Saved data entries
━━━━━━━━━━

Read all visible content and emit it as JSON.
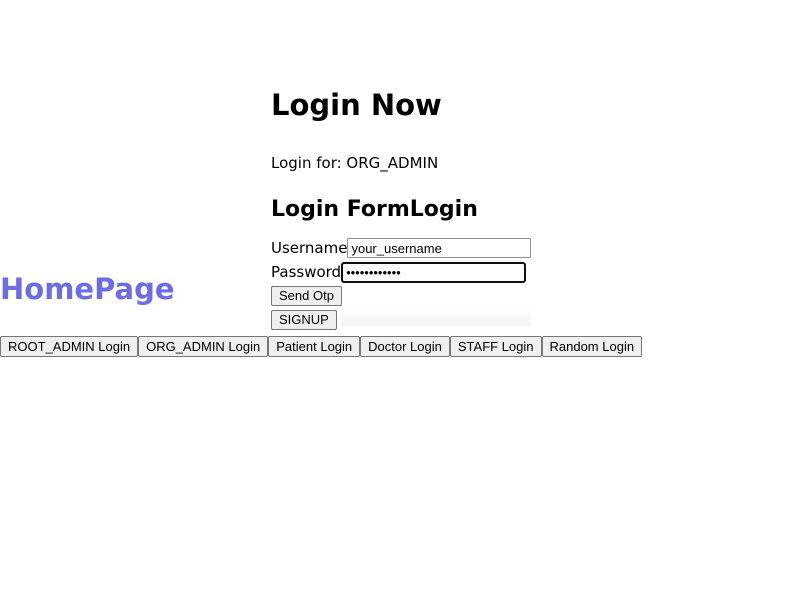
{
  "login": {
    "title": "Login Now",
    "login_for": "Login for: ORG_ADMIN",
    "form_title": "Login FormLogin",
    "username_label": "Username",
    "username_value": "your_username",
    "password_label": "Password",
    "password_value": "••••••••••••",
    "send_otp_label": "Send Otp",
    "signup_label": "SIGNUP"
  },
  "home": {
    "title": "HomePage",
    "title_color": "#6c6ce6"
  },
  "login_buttons": [
    {
      "label": "ROOT_ADMIN Login"
    },
    {
      "label": "ORG_ADMIN Login"
    },
    {
      "label": "Patient Login"
    },
    {
      "label": "Doctor Login"
    },
    {
      "label": "STAFF Login"
    },
    {
      "label": "Random Login"
    }
  ]
}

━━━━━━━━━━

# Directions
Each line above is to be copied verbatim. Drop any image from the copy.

# Solution for this exercise
Read all visible content and emit it as JSON.
{
  "login": {
    "title": "Login Now",
    "login_for": "Login for: ORG_ADMIN",
    "form_title": "Login FormLogin",
    "username_label": "Username",
    "username_value": "your_username",
    "password_label": "Password",
    "password_value": "••••••••••••",
    "send_otp_label": "Send Otp",
    "signup_label": "SIGNUP"
  },
  "home": {
    "title": "HomePage",
    "title_color": "#6c6ce6"
  },
  "login_buttons": [
    {
      "label": "ROOT_ADMIN Login"
    },
    {
      "label": "ORG_ADMIN Login"
    },
    {
      "label": "Patient Login"
    },
    {
      "label": "Doctor Login"
    },
    {
      "label": "STAFF Login"
    },
    {
      "label": "Random Login"
    }
  ]
}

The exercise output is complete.